Take a job recruitment application as an example. A
Vacancy can have many
Application is for a single
Vacancy and belongs to a single
Candidate have an
Viewing the vacancy shows all applications. At some point a requirement is identified to allow the user to click on a single application and view it in detail on its own page, so a new
ViewApplication.razor component is created that will be used when viewing a vacancy or when viewing a single application.
Now we have a
ViewVacancy.razor component (labelled A) which loops through all applications against the vacancy and for each it renders a
ViewApplication.razor component (labelled B).
As an exercise in standardising the application, it is decided candidates should be displayed using a
ViewCandidate.razor component (labelled C), and all addresses should be displayed using a

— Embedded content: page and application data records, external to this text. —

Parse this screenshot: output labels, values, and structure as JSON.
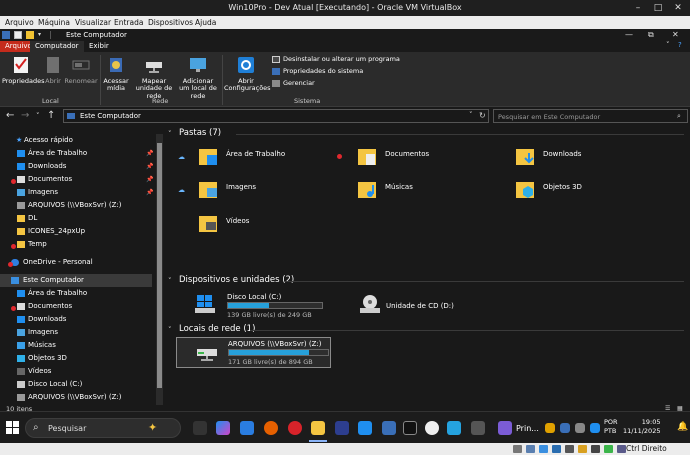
{
  "vbox": {
    "window_title": "Win10Pro - Dev Atual [Executando] - Oracle VM VirtualBox",
    "menu": [
      "Arquivo",
      "Máquina",
      "Visualizar",
      "Entrada",
      "Dispositivos",
      "Ajuda"
    ],
    "host_key_label": "Ctrl Direito"
  },
  "explorer": {
    "title": "Este Computador",
    "tabs": {
      "file": "Arquivo",
      "computer": "Computador",
      "view": "Exibir"
    },
    "ribbon": {
      "location": {
        "group": "Local",
        "properties": "Propriedades",
        "open": "Abrir",
        "rename": "Renomear"
      },
      "network": {
        "group": "Rede",
        "access_media": "Acessar mídia",
        "map_drive": "Mapear unidade de rede",
        "add_location": "Adicionar um local de rede"
      },
      "system": {
        "group": "Sistema",
        "open_settings": "Abrir Configurações",
        "uninstall": "Desinstalar ou alterar um programa",
        "system_props": "Propriedades do sistema",
        "manage": "Gerenciar"
      }
    },
    "address": {
      "path": "Este Computador",
      "search_placeholder": "Pesquisar em Este Computador"
    },
    "navpane": {
      "quick_access": "Acesso rápido",
      "quick_items": [
        "Área de Trabalho",
        "Downloads",
        "Documentos",
        "Imagens",
        "ARQUIVOS (\\\\VBoxSvr) (Z:)",
        "DL",
        "ICONES_24pxUp",
        "Temp"
      ],
      "onedrive": "OneDrive - Personal",
      "this_pc": "Este Computador",
      "pc_items": [
        "Área de Trabalho",
        "Documentos",
        "Downloads",
        "Imagens",
        "Músicas",
        "Objetos 3D",
        "Vídeos",
        "Disco Local (C:)",
        "ARQUIVOS (\\\\VBoxSvr) (Z:)"
      ]
    },
    "content": {
      "folders_header": "Pastas (7)",
      "folders": [
        "Área de Trabalho",
        "Documentos",
        "Downloads",
        "Imagens",
        "Músicas",
        "Objetos 3D",
        "Vídeos"
      ],
      "devices_header": "Dispositivos e unidades (2)",
      "local_disk": {
        "label": "Disco Local (C:)",
        "space": "139 GB livre(s) de 249 GB",
        "used_fraction": 0.44
      },
      "cd_drive": {
        "label": "Unidade de CD (D:)"
      },
      "network_header": "Locais de rede (1)",
      "network_drive": {
        "label": "ARQUIVOS (\\\\VBoxSvr) (Z:)",
        "space": "171 GB livre(s) de 894 GB",
        "used_fraction": 0.81
      }
    },
    "status": {
      "count": "10 itens"
    }
  },
  "taskbar": {
    "search_placeholder": "Pesquisar",
    "active_app_label": "Prin...",
    "lang_top": "POR",
    "lang_bottom": "PTB",
    "time": "19:05",
    "date": "11/11/2025"
  },
  "colors": {
    "accent_red": "#c42b1c",
    "folder_yellow": "#f4c542",
    "drive_bar": "#26a0da"
  }
}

ViewAddress.razor component (labelled D).
In the interests of equal opportunities, the page that displays applications for a vacancy needs the option of viewing applications without revealing the name or full address of the candidate, so a checkbox is added to the page “View anonymized data”. In fact, this feature is seen as so critical to the application, the checkbox is added to the
MainLayout.razor page so it is available everywhere throughout the system.
ViewVacancy.razor component has no sensitive data so it doesn’t need to know if the user is viewing anonymised data. The
ViewApplication.razor component within it also has no sensitive information, so it doesn’t need to know either; but the
ViewCandidate.razor component needs to anonymise the candidate’s name, and the
ViewAddress.razor component within the
ViewCandidate.razor component needs to anonymise data too.
ViewCandidate.razor require a Boolean parameter identifying whether or not they should display sensitive information, some components must therefore also require the same parameter just to pass it on to any components it hosts either directly or indirectly.
This is the problem that Cascading values solve.